"The main purpose is to keep people from succumbing to the elements outside and having medical provisions and a warm place for respite," explains Rick Rapport, a CAC member who is helping to organize the project. Rapport says. "It will be a place for wounds, a place for cuts, sores, flus, cold, hypothermia, these kinds of things for people trying to protect their land."

They drummed up funds to purchase an old bus they found on Craigslist for $4,500 and went from there. Rapport says that there has been an outpouring of support for the project, including at least 30 volunteers who are helping reconstruct the bus.

"We put the word out into our groups and they show up. We have and a small army of mechanics, craftsmen, and artists," says Rapport.

The project has been supported through limited fundraising, CAC funds, and a huge volunteer effort. The bus is being decorated by a team of artists led by Clay, a member of the Native American Youth and Family Center who designed a landscape mural and traditional native American symbols to flank the bus.

CAC has set up a GoFundMe account to raise needed funds to complete the construction of beds, solar panel installation, travel, additional medical supplies, and limited reimbursement to volunteers who have purchased materials for bus construction out of pocket.

The project is fighting the clock—members of the CAC report that conditions at Standing Rock are tenuous, and they are working as quick as possible to get support to protestors.

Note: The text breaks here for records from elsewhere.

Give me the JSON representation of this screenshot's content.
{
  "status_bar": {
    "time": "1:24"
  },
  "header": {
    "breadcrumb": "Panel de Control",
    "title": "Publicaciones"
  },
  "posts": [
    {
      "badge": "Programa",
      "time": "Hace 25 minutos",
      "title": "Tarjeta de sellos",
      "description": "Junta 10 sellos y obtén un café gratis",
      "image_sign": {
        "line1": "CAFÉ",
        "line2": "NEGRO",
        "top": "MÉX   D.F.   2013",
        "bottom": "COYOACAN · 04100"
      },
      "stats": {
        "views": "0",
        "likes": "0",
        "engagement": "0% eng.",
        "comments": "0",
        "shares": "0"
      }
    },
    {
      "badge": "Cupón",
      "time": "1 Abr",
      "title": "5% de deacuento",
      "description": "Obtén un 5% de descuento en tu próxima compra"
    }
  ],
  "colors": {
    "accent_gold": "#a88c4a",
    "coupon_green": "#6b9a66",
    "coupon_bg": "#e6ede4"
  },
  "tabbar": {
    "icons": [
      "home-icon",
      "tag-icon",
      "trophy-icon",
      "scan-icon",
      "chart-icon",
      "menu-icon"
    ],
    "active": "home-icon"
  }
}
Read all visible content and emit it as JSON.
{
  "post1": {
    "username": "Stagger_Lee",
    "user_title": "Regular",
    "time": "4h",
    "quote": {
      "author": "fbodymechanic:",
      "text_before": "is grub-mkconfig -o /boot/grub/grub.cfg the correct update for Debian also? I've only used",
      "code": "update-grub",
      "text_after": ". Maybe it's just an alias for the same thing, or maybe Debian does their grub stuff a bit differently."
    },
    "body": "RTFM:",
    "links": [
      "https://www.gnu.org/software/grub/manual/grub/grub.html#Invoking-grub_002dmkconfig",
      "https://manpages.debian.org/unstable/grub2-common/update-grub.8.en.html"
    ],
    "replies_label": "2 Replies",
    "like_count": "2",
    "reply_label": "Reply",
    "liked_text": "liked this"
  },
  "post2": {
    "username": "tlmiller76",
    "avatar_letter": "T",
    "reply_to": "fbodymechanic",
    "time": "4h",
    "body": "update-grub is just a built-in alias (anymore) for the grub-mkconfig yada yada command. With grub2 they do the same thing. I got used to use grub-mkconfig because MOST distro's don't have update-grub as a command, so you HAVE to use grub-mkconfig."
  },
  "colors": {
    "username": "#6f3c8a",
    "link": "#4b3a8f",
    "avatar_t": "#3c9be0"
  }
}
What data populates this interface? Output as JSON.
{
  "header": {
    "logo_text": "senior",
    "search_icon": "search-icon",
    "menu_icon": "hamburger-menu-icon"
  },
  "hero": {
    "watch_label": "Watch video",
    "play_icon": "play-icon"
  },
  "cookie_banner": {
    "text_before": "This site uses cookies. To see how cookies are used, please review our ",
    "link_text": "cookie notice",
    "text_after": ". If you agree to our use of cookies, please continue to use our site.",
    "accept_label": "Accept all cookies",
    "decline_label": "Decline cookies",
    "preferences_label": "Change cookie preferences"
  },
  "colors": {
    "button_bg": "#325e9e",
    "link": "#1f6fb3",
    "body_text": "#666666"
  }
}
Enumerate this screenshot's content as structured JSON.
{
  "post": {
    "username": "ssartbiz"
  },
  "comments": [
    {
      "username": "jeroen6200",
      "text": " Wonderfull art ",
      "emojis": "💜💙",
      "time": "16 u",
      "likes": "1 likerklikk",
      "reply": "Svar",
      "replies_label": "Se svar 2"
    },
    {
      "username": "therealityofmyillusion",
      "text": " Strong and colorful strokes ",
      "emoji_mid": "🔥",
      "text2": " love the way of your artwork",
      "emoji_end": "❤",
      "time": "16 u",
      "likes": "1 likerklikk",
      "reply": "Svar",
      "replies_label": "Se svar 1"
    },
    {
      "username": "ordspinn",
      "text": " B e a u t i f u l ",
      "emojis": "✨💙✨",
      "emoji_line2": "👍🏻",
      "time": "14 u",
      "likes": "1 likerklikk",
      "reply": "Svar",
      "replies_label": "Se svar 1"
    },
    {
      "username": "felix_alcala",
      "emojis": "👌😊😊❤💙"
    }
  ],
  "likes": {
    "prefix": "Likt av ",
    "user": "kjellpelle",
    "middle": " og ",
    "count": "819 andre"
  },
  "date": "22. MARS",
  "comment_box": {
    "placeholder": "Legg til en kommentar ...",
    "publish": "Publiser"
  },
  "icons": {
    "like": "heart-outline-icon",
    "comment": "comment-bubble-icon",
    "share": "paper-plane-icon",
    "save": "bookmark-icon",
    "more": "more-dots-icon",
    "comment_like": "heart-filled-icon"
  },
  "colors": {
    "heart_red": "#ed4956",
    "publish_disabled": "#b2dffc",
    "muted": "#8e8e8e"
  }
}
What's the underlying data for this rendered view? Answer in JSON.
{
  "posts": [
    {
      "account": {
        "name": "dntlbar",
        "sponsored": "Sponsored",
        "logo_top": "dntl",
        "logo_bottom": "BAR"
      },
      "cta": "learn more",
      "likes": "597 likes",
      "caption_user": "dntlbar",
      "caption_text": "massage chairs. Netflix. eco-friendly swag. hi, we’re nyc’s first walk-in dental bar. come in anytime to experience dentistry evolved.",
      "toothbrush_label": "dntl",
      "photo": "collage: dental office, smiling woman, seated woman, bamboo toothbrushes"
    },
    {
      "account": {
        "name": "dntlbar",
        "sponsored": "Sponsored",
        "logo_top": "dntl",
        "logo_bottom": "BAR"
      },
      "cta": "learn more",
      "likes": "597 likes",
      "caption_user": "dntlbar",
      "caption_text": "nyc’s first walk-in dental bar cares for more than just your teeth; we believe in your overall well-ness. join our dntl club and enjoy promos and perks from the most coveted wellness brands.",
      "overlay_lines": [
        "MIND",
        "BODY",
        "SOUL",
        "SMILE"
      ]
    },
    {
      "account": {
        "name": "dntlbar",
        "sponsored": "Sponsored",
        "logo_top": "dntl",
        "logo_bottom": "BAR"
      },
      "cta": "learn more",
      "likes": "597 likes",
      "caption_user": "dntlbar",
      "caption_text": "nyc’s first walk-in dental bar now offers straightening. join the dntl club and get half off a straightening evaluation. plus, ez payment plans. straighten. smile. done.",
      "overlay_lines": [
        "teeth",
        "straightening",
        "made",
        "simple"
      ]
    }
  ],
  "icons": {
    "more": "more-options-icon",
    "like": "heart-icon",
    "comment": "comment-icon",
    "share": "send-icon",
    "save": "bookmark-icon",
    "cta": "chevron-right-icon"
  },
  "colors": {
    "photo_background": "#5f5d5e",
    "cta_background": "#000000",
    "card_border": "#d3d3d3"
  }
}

"We are working as fast as we can, through the wee hours on a daily basis," says Rapport, "It's a deadline situation, the plan is to leave by the end of this week."